**What to produce**
Show every line below where "this" appears.

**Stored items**
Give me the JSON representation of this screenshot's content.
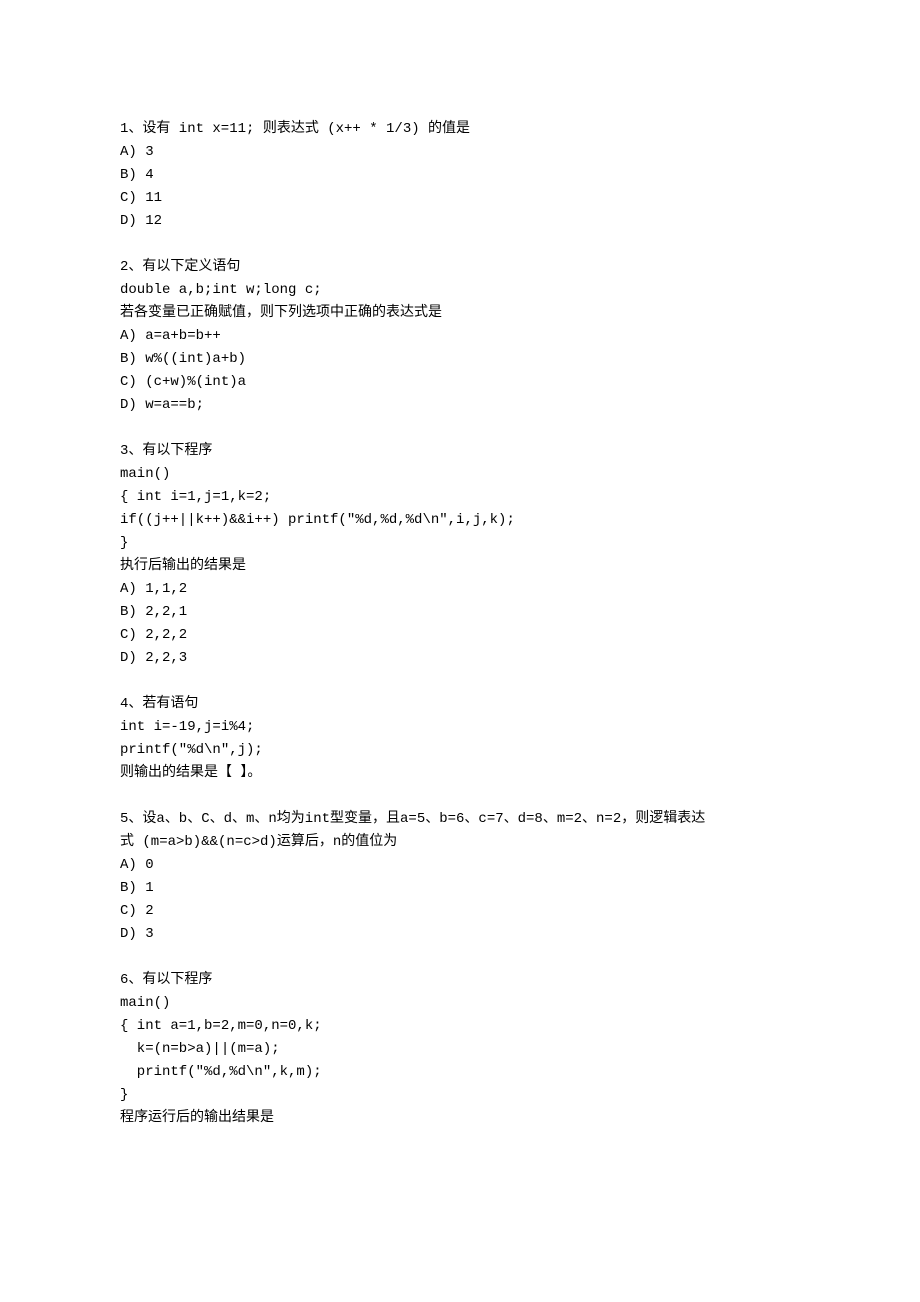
{
  "questions": [
    {
      "stem": [
        "1、设有 int x=11; 则表达式 (x++ * 1/3) 的值是"
      ],
      "options": [
        "A) 3",
        "B) 4",
        "C) 11",
        "D) 12"
      ]
    },
    {
      "stem": [
        "2、有以下定义语句",
        "double a,b;int w;long c;",
        "若各变量已正确赋值，则下列选项中正确的表达式是"
      ],
      "options": [
        "A) a=a+b=b++",
        "B) w%((int)a+b)",
        "C) (c+w)%(int)a",
        "D) w=a==b;"
      ]
    },
    {
      "stem": [
        "3、有以下程序",
        "main()",
        "{ int i=1,j=1,k=2;",
        "if((j++||k++)&&i++) printf(\"%d,%d,%d\\n\",i,j,k);",
        "}",
        "执行后输出的结果是"
      ],
      "options": [
        "A) 1,1,2",
        "B) 2,2,1",
        "C) 2,2,2",
        "D) 2,2,3"
      ]
    },
    {
      "stem": [
        "4、若有语句",
        "int i=-19,j=i%4;",
        "printf(\"%d\\n\",j);",
        "则输出的结果是【 】。"
      ],
      "options": []
    },
    {
      "stem": [
        "5、设a、b、C、d、m、n均为int型变量，且a=5、b=6、c=7、d=8、m=2、n=2，则逻辑表达",
        "式 (m=a>b)&&(n=c>d)运算后，n的值位为"
      ],
      "options": [
        "A) 0",
        "B) 1",
        "C) 2",
        "D) 3"
      ]
    },
    {
      "stem": [
        "6、有以下程序",
        "main()",
        "{ int a=1,b=2,m=0,n=0,k;",
        "  k=(n=b>a)||(m=a);",
        "  printf(\"%d,%d\\n\",k,m);",
        "}",
        "程序运行后的输出结果是"
      ],
      "options": []
    }
  ]
}
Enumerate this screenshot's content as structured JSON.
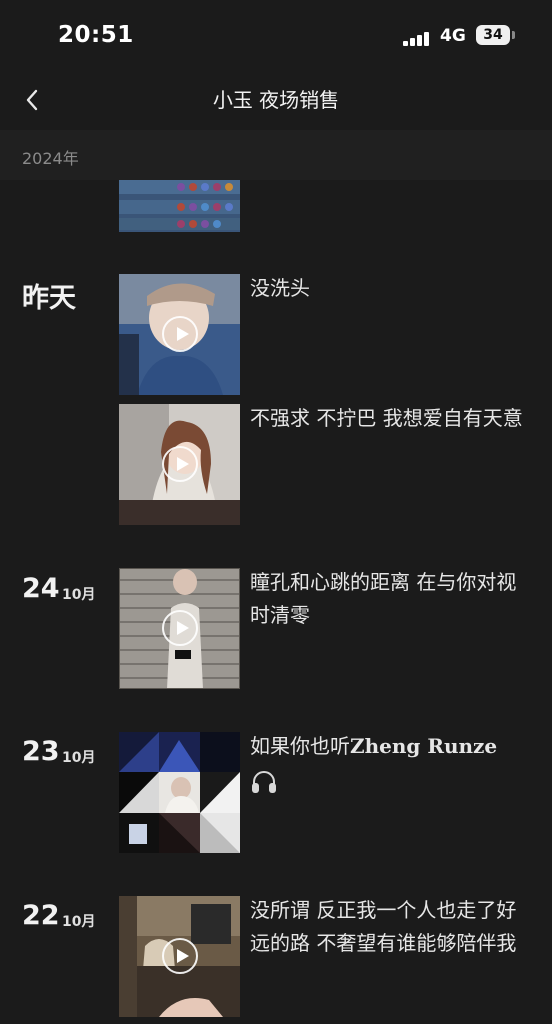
{
  "status_bar": {
    "time": "20:51",
    "network": "4G",
    "battery": "34"
  },
  "nav": {
    "title": "小玉 夜场销售"
  },
  "year_header": "2024年",
  "posts": [
    {
      "date": "昨天",
      "items": [
        {
          "type": "video",
          "caption": "没洗头"
        },
        {
          "type": "video",
          "caption": "不强求 不拧巴 我想爱自有天意"
        }
      ]
    },
    {
      "day": "24",
      "month": "10月",
      "items": [
        {
          "type": "video",
          "caption": "瞳孔和心跳的距离 在与你对视时清零"
        }
      ]
    },
    {
      "day": "23",
      "month": "10月",
      "items": [
        {
          "type": "image-grid",
          "caption_prefix": "如果你也听",
          "caption_artist": "Zheng Runze"
        }
      ]
    },
    {
      "day": "22",
      "month": "10月",
      "items": [
        {
          "type": "video",
          "caption": "没所谓 反正我一个人也走了好远的路 不奢望有谁能够陪伴我"
        }
      ]
    }
  ],
  "colors": {
    "background": "#1b1b1b",
    "year_bar": "#202020",
    "text": "#e8e8e8"
  }
}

**Solved problem**
Give me the JSON representation of this screenshot's content.
Enumerate this screenshot's content as structured JSON.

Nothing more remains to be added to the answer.